On Sunday, he made some terrible throws, and also some good ones. He threw too hard at times, possibly letting his anger affect his play.
But late in the game when the Panthers needed a field goal, Newton was about to get sacked when he sprinted out of the pocket and threw the ball away, avoiding the intentional grounding call and keeping within his kicker’s outer-range. It was smart and composed.
Newton did throw an interception in the crucial final few minutes, and it was run back for a touchdown. It looked awful, but receiver Steve Smith had slipped and fallen on a timing pattern.
“I shouldn’t have thrown the ball,’’ Newton said. “When the ball was coming out of my hand, I kind of felt him slipping. I just wanted to give Steve a chance.
“There’s a lot of emotions going through my head right now, and I’d rather not say. There’s still some things I feel I could have (done) better.’’
Newton is not the greatest, at least not yet, with standing behind a microphone and spitting out things eloquently. He will learn. But that was a good answer. First, he took the blame for something that absolutely, positively was not his fault.
And also, I think he was saying that while he ‘s not happy about a lot of things around him, he also knows that he has his own improving to do. And he didn’t want to talk about those other things.
How could he be happy? Newton said last week that the team needed to make changes, and then this week, GM Marty Hurney – who overspent big-time on two running backs – was fired. The franchise is a mess, and Coach Ron Rivera is going to be the next one out.
Newton has a terrible atmosphere to learn in. And that’s not to say his moping has been misunderstood, but only that it is somewhat understandable, and possibly something he can grow out of.
He did fumble in the second quarter, recklessly trying to get the ball over the goal line. He held out the ball, and the Bears swatted it out of his hands. Receiver Louis Murphy fell on the ball for a touchdown, saving Newton, who then slumped off and sat by himself on the sideline.
That would have been the moment to make a show of Murphy, to show support for a teammate. So I asked Newton about his reaction.
“Sir, I sit at the same spot each and every possession, each and every time on the sideline,’’ he said. “Maybe the coach was going over a couple things. Was I angry at myself? Yes, I was.
“I was very excited, lucky one of our guys got the football, (that) Louis Murphy was aware of what was going on. I just have to do a better job. I expect more of myself.’’
The thing is, Newton is moping because he’s depressed about the way things are going. Cutler is moping because, well, that’s who he is.
Earlier in the week, when asked about fans cheering Cutler when he had re-entered the game against Detroit after getting hurt, he said it was nice that the fans were finally coming around to him. Four days later, he was dropping the f-bomb on them.
You know, there is reason to believe that Cutler will win this way. For me, the problem is that I find myself believing that every year. You get sucked in by his undeniable talent. But then comes the inevitable disappointment at the worst possible time.
What makes that happen?

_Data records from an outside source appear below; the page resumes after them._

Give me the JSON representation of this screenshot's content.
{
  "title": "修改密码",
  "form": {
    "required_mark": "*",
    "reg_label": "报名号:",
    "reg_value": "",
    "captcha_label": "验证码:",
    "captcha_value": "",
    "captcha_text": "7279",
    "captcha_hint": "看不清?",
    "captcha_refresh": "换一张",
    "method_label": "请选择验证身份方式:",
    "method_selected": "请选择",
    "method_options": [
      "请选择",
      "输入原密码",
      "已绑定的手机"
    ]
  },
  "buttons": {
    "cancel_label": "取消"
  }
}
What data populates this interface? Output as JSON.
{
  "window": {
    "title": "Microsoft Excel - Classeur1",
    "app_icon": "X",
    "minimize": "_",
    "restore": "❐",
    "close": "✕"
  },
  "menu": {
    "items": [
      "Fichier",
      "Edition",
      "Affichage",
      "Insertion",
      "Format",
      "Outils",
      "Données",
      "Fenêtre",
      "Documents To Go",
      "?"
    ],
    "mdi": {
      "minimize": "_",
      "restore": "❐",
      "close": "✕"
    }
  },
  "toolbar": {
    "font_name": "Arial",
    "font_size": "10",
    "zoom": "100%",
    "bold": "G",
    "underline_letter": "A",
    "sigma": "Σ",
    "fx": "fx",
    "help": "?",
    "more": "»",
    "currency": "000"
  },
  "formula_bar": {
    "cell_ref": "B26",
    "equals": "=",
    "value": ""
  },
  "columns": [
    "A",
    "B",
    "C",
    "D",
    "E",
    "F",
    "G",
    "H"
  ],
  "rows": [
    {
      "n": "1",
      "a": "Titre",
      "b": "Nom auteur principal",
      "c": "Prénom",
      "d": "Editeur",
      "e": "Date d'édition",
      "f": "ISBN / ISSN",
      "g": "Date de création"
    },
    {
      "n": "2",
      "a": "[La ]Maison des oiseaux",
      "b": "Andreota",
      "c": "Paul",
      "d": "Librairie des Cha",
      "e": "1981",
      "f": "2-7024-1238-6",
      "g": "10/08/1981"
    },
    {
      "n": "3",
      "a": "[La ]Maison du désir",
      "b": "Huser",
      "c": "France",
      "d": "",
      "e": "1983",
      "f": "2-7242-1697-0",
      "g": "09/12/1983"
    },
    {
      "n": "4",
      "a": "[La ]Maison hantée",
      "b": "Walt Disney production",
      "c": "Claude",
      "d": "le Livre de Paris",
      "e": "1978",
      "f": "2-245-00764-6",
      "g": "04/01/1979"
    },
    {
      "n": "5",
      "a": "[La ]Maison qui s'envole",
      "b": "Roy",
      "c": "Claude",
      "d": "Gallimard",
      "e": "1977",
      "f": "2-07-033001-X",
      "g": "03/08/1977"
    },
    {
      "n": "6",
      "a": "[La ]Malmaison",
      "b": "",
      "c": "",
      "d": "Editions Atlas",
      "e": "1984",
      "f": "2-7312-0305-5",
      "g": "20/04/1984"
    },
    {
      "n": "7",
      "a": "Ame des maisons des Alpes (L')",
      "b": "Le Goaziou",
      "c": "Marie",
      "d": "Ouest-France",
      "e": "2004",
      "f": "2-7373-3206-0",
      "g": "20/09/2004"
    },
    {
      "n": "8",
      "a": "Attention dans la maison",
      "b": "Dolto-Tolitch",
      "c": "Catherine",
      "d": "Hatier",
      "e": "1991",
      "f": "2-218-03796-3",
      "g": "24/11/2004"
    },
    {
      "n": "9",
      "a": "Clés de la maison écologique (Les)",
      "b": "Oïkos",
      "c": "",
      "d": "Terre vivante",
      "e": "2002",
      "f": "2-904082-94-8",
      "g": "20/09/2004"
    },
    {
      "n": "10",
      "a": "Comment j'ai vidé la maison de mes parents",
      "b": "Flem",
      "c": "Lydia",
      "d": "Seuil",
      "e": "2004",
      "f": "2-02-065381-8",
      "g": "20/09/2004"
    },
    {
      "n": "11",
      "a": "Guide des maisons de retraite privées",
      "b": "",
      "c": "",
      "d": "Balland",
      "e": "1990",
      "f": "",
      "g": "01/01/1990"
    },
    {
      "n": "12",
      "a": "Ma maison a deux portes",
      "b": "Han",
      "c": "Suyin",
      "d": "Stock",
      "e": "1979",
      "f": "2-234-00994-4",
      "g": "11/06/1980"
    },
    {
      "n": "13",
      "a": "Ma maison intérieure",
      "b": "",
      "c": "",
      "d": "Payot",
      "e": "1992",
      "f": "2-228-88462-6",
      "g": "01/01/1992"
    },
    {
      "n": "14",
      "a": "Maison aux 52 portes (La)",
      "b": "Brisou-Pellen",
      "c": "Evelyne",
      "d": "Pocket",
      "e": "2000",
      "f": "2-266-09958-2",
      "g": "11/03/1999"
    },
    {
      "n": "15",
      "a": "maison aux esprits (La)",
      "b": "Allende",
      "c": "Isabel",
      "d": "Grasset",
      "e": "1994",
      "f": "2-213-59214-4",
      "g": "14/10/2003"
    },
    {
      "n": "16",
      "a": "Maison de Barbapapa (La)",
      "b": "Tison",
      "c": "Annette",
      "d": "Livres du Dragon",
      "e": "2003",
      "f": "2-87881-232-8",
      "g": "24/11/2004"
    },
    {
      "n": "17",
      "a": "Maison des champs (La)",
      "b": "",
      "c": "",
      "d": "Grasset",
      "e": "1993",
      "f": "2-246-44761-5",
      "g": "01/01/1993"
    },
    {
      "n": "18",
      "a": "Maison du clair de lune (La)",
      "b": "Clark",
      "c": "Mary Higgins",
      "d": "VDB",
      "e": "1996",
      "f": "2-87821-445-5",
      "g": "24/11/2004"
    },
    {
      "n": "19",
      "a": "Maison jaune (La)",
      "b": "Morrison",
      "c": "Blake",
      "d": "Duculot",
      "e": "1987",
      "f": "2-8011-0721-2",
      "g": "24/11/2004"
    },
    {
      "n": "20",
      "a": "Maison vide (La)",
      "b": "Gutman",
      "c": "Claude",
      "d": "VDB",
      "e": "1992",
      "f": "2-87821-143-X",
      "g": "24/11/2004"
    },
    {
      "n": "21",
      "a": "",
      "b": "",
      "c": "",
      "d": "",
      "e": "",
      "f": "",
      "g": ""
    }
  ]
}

That said, Cutler has never had decent receivers until now. He is talented, and you can argue that he is just providing attitude for a team led by Lovie Smith, the most bland head coach imaginable.

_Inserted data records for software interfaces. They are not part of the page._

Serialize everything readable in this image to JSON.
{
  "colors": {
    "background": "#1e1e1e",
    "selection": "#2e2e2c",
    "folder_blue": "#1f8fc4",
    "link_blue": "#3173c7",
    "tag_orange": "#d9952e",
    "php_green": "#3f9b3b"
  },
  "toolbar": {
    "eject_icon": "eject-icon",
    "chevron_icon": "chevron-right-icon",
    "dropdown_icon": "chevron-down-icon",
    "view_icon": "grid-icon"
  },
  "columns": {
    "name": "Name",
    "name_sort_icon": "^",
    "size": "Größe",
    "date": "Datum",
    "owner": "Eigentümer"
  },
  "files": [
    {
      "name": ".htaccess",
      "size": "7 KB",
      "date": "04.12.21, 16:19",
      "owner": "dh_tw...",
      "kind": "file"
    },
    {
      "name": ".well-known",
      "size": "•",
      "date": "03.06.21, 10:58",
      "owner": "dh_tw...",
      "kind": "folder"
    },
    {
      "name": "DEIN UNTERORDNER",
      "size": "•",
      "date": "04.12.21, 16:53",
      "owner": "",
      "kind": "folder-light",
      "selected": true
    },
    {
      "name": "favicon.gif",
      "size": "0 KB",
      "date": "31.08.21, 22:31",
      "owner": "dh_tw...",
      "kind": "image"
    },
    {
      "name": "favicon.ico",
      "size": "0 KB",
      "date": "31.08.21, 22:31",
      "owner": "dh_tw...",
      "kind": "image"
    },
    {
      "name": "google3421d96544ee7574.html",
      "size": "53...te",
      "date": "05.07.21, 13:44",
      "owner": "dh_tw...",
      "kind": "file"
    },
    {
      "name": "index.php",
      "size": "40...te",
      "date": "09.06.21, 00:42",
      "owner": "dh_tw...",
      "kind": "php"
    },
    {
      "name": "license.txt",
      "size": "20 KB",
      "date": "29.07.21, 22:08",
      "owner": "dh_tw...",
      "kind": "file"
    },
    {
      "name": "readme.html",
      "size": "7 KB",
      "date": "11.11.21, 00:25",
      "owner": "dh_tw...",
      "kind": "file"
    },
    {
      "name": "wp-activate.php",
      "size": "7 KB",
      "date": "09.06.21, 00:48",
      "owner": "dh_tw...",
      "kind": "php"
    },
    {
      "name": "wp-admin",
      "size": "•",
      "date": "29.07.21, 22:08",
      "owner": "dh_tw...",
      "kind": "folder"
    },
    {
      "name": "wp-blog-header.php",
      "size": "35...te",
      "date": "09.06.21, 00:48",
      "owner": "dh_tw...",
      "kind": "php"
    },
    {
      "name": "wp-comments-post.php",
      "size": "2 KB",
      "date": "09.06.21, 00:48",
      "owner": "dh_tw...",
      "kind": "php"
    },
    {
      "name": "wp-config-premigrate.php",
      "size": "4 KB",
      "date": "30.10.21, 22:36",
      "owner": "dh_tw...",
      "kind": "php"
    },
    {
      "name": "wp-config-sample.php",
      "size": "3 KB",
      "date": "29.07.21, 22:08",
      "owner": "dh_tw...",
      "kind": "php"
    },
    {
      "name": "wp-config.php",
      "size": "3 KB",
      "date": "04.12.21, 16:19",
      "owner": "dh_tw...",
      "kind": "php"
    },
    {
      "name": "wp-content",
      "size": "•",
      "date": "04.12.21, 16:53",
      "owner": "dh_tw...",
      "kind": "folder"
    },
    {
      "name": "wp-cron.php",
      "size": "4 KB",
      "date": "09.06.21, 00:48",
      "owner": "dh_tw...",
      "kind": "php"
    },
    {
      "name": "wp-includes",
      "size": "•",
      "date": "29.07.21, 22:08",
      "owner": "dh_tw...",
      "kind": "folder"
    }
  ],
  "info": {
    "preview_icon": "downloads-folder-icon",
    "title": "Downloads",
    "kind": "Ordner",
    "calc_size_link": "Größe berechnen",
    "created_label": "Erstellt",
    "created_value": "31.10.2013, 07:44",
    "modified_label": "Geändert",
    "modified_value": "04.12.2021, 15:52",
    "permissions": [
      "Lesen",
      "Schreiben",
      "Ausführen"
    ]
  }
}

The Bears trailed 19-7 with 10 minutes left when the Panthers shanked a 6-yard punt. Cutler then led a 38-yard touchdown drive. When the Panthers made a field goal with 2:27 left, they led 22-20.
And then Cutler led the kind of drive great quarterbacks always make.

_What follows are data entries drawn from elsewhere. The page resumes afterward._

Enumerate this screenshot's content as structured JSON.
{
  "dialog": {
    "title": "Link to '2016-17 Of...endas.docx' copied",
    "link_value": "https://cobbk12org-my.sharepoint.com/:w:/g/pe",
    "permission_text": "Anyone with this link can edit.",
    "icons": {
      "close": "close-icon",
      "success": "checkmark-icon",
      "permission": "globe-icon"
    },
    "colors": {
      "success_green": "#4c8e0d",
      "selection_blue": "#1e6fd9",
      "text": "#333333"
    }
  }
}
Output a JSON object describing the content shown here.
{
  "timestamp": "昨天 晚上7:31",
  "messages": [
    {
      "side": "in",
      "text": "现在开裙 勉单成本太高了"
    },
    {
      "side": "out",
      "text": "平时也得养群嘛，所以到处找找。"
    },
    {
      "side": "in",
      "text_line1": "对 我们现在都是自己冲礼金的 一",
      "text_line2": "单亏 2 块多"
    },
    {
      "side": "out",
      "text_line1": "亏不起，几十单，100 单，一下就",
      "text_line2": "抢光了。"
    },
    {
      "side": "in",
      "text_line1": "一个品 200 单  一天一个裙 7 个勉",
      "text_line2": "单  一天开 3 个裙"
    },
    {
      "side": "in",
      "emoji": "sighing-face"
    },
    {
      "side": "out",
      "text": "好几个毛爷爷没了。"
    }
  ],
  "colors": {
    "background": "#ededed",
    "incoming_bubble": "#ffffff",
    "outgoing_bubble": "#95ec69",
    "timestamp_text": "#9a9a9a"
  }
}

He completed short pass after short pass, going 6-for-7 mostly to Brandon Marshall, to set up the game-winning field goal.
So maybe now that Cutler has help around him, the talent will bring him through? Sorry, but I just can’t get sucked in again. He bumped his own offensive lineman in anger earlier this year, and walked off in a huff when his coach wanted to talk to him.
It’s dangerous to read body language. But there is something about composure that matters to leadership. Character is at least part of the supreme equation that separates the elite from the rest, isn’t it?